10/5/2017 9:56:24 AM
FIRST TIMOTHY: PURPOSE AND SUMMARY
(An earlier version of this essay was published in Voice: An Independent Church Journal, May/June 2017 (96:3), 20-21.
First Timothy is one of the four so-called “pastoral epistles,” letters written to individual church leaders instead of whole churches. While this letter is written to an individual leader, Paul expects the church at Ephesus will read it over the recipient’s shoulder, as it were. The letter serves not only to encourage and instruct Timothy but also to publically authorize him to continue the reforms Paul had begun.
Paul has apparently been released from his first Roman imprisonment and is visiting churches around the Aegean Sea. He and Timothy recently labored in Ephesus before Paul departed, leaving Timothy to sort out a mess created by an incursion of false teachers (1:3), something Paul foretold years before (Acts 20:28-30). Timothy is more than a pastor in his role. He serves as a special representative charged with completing the apostle’s work. While Timothy’s charge has some unique features to it, there are many timeless principles for church leaders and churches today.
The letter opens with Paul asserting his apostolic authority (1:1) and affirming Timothy’s role as his beloved associate (1:2b). Paul reiterates Timothy’s charge to confront the false teachers (1:3-20). The errorists were teaching the Bible in a very unbiblical way (1:7). Paul illustrates how to use the Old Testament biblically, arguing, for instance, that a proper understanding of the Ten Commandments must accord with the Gospel (1:8-10). Paul shares his own testimony as a Christian-hating lawbreaker whom Christ transformed (1:12-17). The formal opening charge (1:18-20) gives rousing instructions to fight against the faith-wrecking errors of false teachers like those recently excommunicated (1:20).
In the second section (2:1-3:13), Paul instructs Timothy to reestablish order in the church. The first issue involves the church’s meetings (2:1-15). Prayers should be made for governing authorities (2:1-2) with a view toward the church enjoying continued freedom to preach the Gospel (2:3-7). After Paul briefly addresses the need for men to lead by godly example (2:8), he speaks to the roles of women (2:8-15). Women are encouraged to learn along with the congregation (2:11) but not to exercise authority over or teach men (2:12). The second issue involves the appointment of men with qualified character to serve as overseers (3:1-7) and deacons (3:8-13). This was likely a major problem needing reformation since false teachers were in positions of influence.
In the third section (3:14-4:5), Paul explains that the epistle is an advance letter preparing for Paul’s inspection (3:14). Believers must view the church as God’s holy house and the platform for Gospel truth (3:15-16). Paul reinforces earlier prophecies about the rise of false teachers—a danger over which the church must always be vigilant (4:1-5).
The fourth section (4:6-16) addresses Timothy’s personal walk (4:6-10) and his public ministry (4:11-17). The more he is nourished in the truth, disciplined in spirit, and laboring in hope, the better equipped he’ll be to faithfully lead the church.
The fifth section (5:1-6:2) addresses relationships in the church.
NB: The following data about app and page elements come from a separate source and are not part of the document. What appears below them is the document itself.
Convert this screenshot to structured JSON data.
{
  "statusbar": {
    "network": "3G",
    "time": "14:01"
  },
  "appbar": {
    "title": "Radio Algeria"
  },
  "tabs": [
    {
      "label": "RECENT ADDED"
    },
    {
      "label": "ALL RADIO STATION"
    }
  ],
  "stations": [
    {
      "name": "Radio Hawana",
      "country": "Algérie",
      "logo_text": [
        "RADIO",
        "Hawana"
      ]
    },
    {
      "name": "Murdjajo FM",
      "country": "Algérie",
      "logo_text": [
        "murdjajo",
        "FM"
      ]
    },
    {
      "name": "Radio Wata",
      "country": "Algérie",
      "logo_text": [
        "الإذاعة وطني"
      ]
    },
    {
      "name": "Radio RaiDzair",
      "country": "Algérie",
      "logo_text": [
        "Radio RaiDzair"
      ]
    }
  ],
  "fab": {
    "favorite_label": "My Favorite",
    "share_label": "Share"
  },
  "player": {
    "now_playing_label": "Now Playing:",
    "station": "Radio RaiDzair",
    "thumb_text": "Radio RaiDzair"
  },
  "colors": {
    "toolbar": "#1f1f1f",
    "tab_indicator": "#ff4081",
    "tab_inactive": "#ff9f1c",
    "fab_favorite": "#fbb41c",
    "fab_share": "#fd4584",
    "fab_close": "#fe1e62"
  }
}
Believers should pursue wholesome family-like relationships with one another (5:1-2). Special instructions are provided for the church’s support of widows (5:3-16). While families should take primary lead in widow-care (5:3-8), the church may employ widows if certain qualifications are met (5:9-16). Paul also instructs Timothy in his administrating elders (5:17-25), explaining how to give appropriate honor, practice discipline, and make selections. Lastly, Paul gives counsel to slaves on relating to their masters (6:1-2).
The final section (6:3-19) confronts the false teachers’ carnal motives (6:5), and stresses the surpassing value of godliness with contentment (6:6-10). In the final formal charge (6:11-16), Paul urges Timothy to holiness and tenaciousness (6:11-12) in light of his accountability to the coming Lord Jesus (6:14). Wealthy believers are also to be charged about the dangers of money-love (6:17-19). Such believers face great temptations but also have great potential to do good.
In the conclusion (6:20-21), Paul signs off with a heartfelt plea for Timothy to guard the truth and not be detoured by the false teachers’ so-called “knowledge.” The closing prayer of the book (6:21) is a prayer for God’s grace to the whole church.